-Maria Popova of Brain Pickings

Brain Pickings is a weekly newsletter I receive, and love.  I highly recommend it, it a weekly blast of culture and humanity.

Mukhelalet, or the joys of the return

I just finished one of my absolutely local Rabati favorites, a dish called mukhelalet.
It is unique to only Rabat and Sale next door.  The dish is quite simple yet absolutely wonderful.

The dish is a small bowl of boiled potatoes and beets that have been soaking (brining?) in vinegar.

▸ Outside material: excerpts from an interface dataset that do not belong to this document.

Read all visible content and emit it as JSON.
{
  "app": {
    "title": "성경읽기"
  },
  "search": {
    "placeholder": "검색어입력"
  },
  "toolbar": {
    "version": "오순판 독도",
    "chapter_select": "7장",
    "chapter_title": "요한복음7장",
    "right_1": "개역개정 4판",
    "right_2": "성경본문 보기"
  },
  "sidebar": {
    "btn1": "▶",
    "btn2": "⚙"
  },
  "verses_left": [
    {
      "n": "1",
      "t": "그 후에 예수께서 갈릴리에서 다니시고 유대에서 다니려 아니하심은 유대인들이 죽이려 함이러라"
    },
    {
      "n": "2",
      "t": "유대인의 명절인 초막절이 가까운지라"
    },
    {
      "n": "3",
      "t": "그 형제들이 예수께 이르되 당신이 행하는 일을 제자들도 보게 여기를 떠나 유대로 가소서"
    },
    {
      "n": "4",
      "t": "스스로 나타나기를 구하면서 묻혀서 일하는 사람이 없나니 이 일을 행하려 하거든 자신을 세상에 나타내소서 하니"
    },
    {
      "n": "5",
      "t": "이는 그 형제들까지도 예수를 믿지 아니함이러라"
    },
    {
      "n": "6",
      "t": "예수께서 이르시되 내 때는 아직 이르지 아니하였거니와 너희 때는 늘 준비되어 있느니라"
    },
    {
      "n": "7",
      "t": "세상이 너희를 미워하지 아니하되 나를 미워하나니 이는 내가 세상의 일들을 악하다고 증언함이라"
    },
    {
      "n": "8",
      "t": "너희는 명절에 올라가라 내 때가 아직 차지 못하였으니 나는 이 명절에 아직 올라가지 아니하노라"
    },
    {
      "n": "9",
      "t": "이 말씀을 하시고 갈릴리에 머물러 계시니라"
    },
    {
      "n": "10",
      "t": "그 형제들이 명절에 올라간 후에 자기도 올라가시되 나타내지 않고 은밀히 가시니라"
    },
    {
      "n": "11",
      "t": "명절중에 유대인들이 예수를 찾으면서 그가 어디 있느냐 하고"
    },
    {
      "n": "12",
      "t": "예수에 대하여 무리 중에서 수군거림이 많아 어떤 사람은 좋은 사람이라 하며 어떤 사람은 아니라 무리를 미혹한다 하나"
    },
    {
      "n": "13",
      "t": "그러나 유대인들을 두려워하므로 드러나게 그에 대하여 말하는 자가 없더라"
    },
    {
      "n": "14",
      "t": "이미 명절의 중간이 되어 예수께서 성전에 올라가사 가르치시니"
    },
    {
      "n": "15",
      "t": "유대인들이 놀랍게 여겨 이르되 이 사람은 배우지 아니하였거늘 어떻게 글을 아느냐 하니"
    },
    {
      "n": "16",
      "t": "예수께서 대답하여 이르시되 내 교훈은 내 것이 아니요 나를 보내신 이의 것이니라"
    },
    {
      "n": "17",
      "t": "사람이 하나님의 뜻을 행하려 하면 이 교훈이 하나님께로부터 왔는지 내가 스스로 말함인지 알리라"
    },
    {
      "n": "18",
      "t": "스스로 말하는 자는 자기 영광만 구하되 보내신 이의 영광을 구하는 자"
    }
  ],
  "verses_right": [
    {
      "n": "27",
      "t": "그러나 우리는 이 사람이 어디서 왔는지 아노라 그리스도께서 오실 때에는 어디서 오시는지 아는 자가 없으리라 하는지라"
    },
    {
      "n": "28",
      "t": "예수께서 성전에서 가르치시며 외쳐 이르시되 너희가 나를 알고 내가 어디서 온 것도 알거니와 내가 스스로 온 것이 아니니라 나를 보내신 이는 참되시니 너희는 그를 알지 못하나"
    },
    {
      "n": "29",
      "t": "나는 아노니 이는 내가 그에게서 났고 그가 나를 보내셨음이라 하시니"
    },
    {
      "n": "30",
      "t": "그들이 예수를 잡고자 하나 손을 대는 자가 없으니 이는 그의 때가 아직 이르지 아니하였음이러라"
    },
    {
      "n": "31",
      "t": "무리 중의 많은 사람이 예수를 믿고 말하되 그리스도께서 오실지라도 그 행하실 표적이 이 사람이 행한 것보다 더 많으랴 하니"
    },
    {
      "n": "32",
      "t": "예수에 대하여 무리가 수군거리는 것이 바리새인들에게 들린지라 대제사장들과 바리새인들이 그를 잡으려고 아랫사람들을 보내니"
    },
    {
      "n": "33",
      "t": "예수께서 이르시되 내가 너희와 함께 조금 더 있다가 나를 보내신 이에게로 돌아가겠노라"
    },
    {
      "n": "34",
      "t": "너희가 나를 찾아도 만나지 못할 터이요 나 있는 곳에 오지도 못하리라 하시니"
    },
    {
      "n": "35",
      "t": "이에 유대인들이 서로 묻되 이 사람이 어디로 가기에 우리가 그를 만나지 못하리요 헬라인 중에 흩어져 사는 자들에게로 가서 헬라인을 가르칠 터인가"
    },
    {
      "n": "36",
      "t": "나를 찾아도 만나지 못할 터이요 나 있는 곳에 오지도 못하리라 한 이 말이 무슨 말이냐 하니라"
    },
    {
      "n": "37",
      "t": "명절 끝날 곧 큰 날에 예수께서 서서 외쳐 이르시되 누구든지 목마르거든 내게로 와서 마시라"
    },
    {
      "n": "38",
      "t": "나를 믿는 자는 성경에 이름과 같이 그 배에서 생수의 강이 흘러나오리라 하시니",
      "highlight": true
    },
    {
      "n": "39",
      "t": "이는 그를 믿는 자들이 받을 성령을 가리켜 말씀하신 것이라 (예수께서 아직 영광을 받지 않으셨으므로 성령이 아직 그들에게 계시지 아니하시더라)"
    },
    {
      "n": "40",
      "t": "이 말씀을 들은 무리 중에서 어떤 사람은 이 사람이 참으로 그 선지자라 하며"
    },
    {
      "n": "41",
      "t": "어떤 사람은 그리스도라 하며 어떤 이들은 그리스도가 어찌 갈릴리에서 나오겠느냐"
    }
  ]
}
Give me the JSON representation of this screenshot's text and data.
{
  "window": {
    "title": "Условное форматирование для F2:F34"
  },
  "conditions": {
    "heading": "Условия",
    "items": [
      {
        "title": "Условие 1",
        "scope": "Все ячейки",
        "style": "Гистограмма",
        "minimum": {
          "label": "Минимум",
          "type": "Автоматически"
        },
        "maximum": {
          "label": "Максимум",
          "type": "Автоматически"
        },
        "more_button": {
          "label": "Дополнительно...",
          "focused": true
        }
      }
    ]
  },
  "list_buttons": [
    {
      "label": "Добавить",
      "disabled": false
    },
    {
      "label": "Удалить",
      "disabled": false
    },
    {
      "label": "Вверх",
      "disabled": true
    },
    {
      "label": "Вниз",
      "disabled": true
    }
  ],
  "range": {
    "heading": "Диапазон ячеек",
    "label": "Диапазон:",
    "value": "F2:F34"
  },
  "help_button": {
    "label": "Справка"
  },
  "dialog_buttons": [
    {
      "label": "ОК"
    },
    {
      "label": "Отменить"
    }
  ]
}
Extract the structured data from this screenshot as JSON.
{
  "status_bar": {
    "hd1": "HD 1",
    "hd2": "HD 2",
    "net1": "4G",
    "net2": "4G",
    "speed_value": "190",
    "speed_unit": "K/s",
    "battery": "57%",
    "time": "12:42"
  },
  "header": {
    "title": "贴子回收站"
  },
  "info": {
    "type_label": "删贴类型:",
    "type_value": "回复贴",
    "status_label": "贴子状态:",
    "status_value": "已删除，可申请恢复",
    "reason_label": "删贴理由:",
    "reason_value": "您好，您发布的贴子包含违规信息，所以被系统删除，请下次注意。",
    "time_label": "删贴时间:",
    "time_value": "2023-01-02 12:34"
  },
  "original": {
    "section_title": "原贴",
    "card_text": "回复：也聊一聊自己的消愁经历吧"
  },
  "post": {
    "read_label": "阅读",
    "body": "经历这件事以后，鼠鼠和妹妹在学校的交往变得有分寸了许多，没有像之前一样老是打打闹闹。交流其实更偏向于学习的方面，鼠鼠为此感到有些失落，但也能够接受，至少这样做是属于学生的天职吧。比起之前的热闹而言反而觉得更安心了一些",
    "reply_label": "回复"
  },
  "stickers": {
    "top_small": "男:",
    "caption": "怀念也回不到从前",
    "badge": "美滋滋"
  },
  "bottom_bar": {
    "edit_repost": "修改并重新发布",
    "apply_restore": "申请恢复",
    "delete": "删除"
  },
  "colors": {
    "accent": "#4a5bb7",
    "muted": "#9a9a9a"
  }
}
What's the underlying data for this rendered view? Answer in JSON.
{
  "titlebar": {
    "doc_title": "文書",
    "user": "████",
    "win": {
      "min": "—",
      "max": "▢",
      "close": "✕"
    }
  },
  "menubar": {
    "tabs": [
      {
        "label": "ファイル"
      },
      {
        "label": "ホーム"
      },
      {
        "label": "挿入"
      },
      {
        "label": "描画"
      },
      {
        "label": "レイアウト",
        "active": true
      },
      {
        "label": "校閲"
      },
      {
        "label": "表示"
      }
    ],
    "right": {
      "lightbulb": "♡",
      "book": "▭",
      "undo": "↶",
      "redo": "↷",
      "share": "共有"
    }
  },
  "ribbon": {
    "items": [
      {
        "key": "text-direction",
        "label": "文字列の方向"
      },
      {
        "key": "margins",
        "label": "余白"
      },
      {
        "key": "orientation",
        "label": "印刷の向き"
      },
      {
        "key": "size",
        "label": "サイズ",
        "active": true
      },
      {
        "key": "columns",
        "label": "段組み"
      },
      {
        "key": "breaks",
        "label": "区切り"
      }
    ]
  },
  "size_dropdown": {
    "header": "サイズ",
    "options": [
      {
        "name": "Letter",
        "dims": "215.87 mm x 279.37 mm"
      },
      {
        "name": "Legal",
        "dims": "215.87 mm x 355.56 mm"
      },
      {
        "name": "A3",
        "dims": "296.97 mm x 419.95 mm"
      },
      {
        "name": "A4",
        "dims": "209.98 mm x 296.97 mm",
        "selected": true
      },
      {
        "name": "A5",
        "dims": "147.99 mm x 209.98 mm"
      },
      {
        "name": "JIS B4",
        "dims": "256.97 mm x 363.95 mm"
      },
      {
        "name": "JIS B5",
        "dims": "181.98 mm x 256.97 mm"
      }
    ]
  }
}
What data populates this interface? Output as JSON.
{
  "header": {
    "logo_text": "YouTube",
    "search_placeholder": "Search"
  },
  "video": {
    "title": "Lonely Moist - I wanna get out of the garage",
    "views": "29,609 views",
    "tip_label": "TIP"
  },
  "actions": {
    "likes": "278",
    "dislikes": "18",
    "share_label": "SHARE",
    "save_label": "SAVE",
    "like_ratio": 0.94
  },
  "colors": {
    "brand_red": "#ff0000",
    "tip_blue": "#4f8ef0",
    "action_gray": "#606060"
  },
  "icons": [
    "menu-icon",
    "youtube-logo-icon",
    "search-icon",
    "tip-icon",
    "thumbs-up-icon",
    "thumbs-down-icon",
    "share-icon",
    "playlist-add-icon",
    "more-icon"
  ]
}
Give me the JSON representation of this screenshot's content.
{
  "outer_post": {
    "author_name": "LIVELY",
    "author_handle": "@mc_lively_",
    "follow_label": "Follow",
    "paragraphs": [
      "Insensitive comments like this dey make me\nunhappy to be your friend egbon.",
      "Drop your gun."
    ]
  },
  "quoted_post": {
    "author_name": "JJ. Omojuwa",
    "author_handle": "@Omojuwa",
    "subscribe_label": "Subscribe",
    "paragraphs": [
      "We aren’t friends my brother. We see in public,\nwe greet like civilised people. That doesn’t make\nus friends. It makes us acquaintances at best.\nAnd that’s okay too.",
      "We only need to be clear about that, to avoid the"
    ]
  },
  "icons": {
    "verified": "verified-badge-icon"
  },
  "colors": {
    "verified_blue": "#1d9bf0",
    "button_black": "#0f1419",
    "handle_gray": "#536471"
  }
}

The little squares of potatoes and beets are swimming in a bowl of the beet vinegar, with some preserved eggplant chunks and harisa (spicy chili sauce) thrown in.  It is a bit salty, savory and yet refreshing.  After you finish spearing the chunks with a wooden toothpick, a bit more of the royal purple beet vinegar is ladled back into the empty bowl to sip after the snack.

this is a poem that heals fish

"A poem is when you are in
 love and have the sky in your mouth.

"—A poem is when you hear
the heartbeat of a stone."

From Jean-Pierre Simeon's "This is a poem that heals fish"

Friday, March 24, 2017

La Côte de Rabat

If I had a thousand words, I could only barely begin to describe the view I see.

The vast waves of the rugged Atlantic coast crashing along the jagged Rabat coastline. White spray  levels upward and onward. The sun casts its white light on the spray of the waves and the light tower in the distance. The block city by the coast is bathed in white.

I had been following the coast all afternoon.  There had been a pounding hail storm this afternoon and I went to see the storm's fury in the waves; I was not disappointed for my efforts following the red earth cliffs and sea of many colors that crashed into pools and grottos along the coast.

I wandered my way out to the furthest depths along the stone causeway jutting jaggedly into the sea. I slip-slides my way to the edge and back to sit on the giant rock pier.

To my eastern vantage is the beach, a tall North African square minaret and waves of colored graves on the hill.

Further on is the giant orche kasbah, the citadel on high.  The roar of the waves is pounds the ears as the giant white surf pounds the jagged outline of the city.

Past the minaret of the mausoleum of Hassan II, there is an arc of iris stretching over Salé. The sun's white light lights up the sister city in white.

Dirham to dollar, Rabat has some of the finest coastline in the world.